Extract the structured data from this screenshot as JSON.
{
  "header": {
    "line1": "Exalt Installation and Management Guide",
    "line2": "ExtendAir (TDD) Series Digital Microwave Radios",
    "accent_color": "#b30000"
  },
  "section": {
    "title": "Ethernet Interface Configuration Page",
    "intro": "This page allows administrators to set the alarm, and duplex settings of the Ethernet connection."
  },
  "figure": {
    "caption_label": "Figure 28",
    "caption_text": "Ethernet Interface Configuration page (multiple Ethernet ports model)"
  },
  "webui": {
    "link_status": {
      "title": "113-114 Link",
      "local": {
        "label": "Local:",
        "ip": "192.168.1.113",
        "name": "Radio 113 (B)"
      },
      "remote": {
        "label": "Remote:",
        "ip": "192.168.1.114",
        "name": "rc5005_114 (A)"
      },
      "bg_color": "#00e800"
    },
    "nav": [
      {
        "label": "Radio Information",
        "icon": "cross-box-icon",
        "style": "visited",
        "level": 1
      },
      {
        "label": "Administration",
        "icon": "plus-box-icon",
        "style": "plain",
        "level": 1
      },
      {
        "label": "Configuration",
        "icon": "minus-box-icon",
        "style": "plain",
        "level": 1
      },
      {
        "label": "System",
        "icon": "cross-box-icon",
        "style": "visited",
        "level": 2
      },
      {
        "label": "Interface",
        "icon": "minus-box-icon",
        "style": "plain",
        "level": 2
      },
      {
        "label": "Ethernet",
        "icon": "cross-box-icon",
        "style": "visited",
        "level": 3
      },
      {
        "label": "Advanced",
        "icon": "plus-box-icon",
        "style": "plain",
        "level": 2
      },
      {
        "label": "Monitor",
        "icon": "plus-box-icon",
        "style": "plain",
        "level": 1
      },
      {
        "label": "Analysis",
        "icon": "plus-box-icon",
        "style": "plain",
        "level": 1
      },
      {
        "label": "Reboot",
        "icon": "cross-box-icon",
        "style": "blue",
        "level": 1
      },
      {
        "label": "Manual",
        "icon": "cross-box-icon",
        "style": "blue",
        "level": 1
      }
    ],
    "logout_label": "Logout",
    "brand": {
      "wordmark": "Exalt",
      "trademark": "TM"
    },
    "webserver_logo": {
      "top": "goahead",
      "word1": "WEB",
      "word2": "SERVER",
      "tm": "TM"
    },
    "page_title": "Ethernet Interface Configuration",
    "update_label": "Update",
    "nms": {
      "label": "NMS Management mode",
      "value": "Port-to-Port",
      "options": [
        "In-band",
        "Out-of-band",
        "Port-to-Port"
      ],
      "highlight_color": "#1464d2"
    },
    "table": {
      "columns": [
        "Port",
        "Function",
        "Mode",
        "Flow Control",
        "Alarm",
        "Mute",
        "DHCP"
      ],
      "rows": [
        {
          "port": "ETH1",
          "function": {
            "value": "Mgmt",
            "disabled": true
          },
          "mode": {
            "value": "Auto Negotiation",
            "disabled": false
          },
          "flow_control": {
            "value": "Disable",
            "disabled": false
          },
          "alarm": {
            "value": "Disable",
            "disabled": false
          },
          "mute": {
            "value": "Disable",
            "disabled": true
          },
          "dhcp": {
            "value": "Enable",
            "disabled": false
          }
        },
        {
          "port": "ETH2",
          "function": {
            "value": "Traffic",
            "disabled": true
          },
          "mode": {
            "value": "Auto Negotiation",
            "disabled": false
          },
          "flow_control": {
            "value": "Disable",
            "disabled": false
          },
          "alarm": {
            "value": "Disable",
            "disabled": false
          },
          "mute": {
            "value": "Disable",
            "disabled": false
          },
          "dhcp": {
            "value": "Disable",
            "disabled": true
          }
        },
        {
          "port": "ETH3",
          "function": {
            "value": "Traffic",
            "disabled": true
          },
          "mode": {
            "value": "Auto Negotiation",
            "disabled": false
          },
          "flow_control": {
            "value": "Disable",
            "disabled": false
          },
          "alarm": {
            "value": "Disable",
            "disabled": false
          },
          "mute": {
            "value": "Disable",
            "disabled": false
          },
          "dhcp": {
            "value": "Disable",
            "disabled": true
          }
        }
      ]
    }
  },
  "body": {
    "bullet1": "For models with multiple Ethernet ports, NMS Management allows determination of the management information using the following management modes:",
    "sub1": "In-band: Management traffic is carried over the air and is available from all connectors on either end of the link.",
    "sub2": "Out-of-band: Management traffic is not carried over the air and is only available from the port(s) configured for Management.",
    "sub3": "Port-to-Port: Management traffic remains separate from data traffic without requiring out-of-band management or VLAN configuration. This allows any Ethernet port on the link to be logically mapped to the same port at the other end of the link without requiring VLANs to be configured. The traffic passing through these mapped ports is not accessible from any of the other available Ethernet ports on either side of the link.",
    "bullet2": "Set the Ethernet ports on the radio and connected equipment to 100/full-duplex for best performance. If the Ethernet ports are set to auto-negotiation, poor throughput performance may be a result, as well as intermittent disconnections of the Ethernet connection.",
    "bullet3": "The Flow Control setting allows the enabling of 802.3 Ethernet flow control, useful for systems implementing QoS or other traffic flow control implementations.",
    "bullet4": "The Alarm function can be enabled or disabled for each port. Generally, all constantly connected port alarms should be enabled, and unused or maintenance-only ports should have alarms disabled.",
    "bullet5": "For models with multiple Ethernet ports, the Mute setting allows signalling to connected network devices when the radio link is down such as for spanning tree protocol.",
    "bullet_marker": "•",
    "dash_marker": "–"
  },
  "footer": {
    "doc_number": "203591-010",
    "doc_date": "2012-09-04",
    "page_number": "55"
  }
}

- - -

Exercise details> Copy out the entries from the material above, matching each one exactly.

Solution for this problem>
Extract the structured data from this screenshot as JSON.
{
  "header": {
    "line1": "Exalt Installation and Management Guide",
    "line2": "ExtendAir (TDD) Series Digital Microwave Radios",
    "accent_color": "#b30000"
  },
  "section": {
    "title": "Ethernet Interface Configuration Page",
    "intro": "This page allows administrators to set the alarm, and duplex settings of the Ethernet connection."
  },
  "figure": {
    "caption_label": "Figure 28",
    "caption_text": "Ethernet Interface Configuration page (multiple Ethernet ports model)"
  },
  "webui": {
    "link_status": {
      "title": "113-114 Link",
      "local": {
        "label": "Local:",
        "ip": "192.168.1.113",
        "name": "Radio 113 (B)"
      },
      "remote": {
        "label": "Remote:",
        "ip": "192.168.1.114",
        "name": "rc5005_114 (A)"
      },
      "bg_color": "#00e800"
    },
    "nav": [
      {
        "label": "Radio Information",
        "icon": "cross-box-icon",
        "style": "visited",
        "level": 1
      },
      {
        "label": "Administration",
        "icon": "plus-box-icon",
        "style": "plain",
        "level": 1
      },
      {
        "label": "Configuration",
        "icon": "minus-box-icon",
        "style": "plain",
        "level": 1
      },
      {
        "label": "System",
        "icon": "cross-box-icon",
        "style": "visited",
        "level": 2
      },
      {
        "label": "Interface",
        "icon": "minus-box-icon",
        "style": "plain",
        "level": 2
      },
      {
        "label": "Ethernet",
        "icon": "cross-box-icon",
        "style": "visited",
        "level": 3
      },
      {
        "label": "Advanced",
        "icon": "plus-box-icon",
        "style": "plain",
        "level": 2
      },
      {
        "label": "Monitor",
        "icon": "plus-box-icon",
        "style": "plain",
        "level": 1
      },
      {
        "label": "Analysis",
        "icon": "plus-box-icon",
        "style": "plain",
        "level": 1
      },
      {
        "label": "Reboot",
        "icon": "cross-box-icon",
        "style": "blue",
        "level": 1
      },
      {
        "label": "Manual",
        "icon": "cross-box-icon",
        "style": "blue",
        "level": 1
      }
    ],
    "logout_label": "Logout",
    "brand": {
      "wordmark": "Exalt",
      "trademark": "TM"
    },
    "webserver_logo": {
      "top": "goahead",
      "word1": "WEB",
      "word2": "SERVER",
      "tm": "TM"
    },
    "page_title": "Ethernet Interface Configuration",
    "update_label": "Update",
    "nms": {
      "label": "NMS Management mode",
      "value": "Port-to-Port",
      "options": [
        "In-band",
        "Out-of-band",
        "Port-to-Port"
      ],
      "highlight_color": "#1464d2"
    },
    "table": {
      "columns": [
        "Port",
        "Function",
        "Mode",
        "Flow Control",
        "Alarm",
        "Mute",
        "DHCP"
      ],
      "rows": [
        {
          "port": "ETH1",
          "function": {
            "value": "Mgmt",
            "disabled": true
          },
          "mode": {
            "value": "Auto Negotiation",
            "disabled": false
          },
          "flow_control": {
            "value": "Disable",
            "disabled": false
          },
          "alarm": {
            "value": "Disable",
            "disabled": false
          },
          "mute": {
            "value": "Disable",
            "disabled": true
          },
          "dhcp": {
            "value": "Enable",
            "disabled": false
          }
        },
        {
          "port": "ETH2",
          "function": {
            "value": "Traffic",
            "disabled": true
          },
          "mode": {
            "value": "Auto Negotiation",
            "disabled": false
          },
          "flow_control": {
            "value": "Disable",
            "disabled": false
          },
          "alarm": {
            "value": "Disable",
            "disabled": false
          },
          "mute": {
            "value": "Disable",
            "disabled": false
          },
          "dhcp": {
            "value": "Disable",
            "disabled": true
          }
        },
        {
          "port": "ETH3",
          "function": {
            "value": "Traffic",
            "disabled": true
          },
          "mode": {
            "value": "Auto Negotiation",
            "disabled": false
          },
          "flow_control": {
            "value": "Disable",
            "disabled": false
          },
          "alarm": {
            "value": "Disable",
            "disabled": false
          },
          "mute": {
            "value": "Disable",
            "disabled": false
          },
          "dhcp": {
            "value": "Disable",
            "disabled": true
          }
        }
      ]
    }
  },
  "body": {
    "bullet1": "For models with multiple Ethernet ports, NMS Management allows determination of the management information using the following management modes:",
    "sub1": "In-band: Management traffic is carried over the air and is available from all connectors on either end of the link.",
    "sub2": "Out-of-band: Management traffic is not carried over the air and is only available from the port(s) configured for Management.",
    "sub3": "Port-to-Port: Management traffic remains separate from data traffic without requiring out-of-band management or VLAN configuration. This allows any Ethernet port on the link to be logically mapped to the same port at the other end of the link without requiring VLANs to be configured. The traffic passing through these mapped ports is not accessible from any of the other available Ethernet ports on either side of the link.",
    "bullet2": "Set the Ethernet ports on the radio and connected equipment to 100/full-duplex for best performance. If the Ethernet ports are set to auto-negotiation, poor throughput performance may be a result, as well as intermittent disconnections of the Ethernet connection.",
    "bullet3": "The Flow Control setting allows the enabling of 802.3 Ethernet flow control, useful for systems implementing QoS or other traffic flow control implementations.",
    "bullet4": "The Alarm function can be enabled or disabled for each port. Generally, all constantly connected port alarms should be enabled, and unused or maintenance-only ports should have alarms disabled.",
    "bullet5": "For models with multiple Ethernet ports, the Mute setting allows signalling to connected network devices when the radio link is down such as for spanning tree protocol.",
    "bullet_marker": "•",
    "dash_marker": "–"
  },
  "footer": {
    "doc_number": "203591-010",
    "doc_date": "2012-09-04",
    "page_number": "55"
  }
}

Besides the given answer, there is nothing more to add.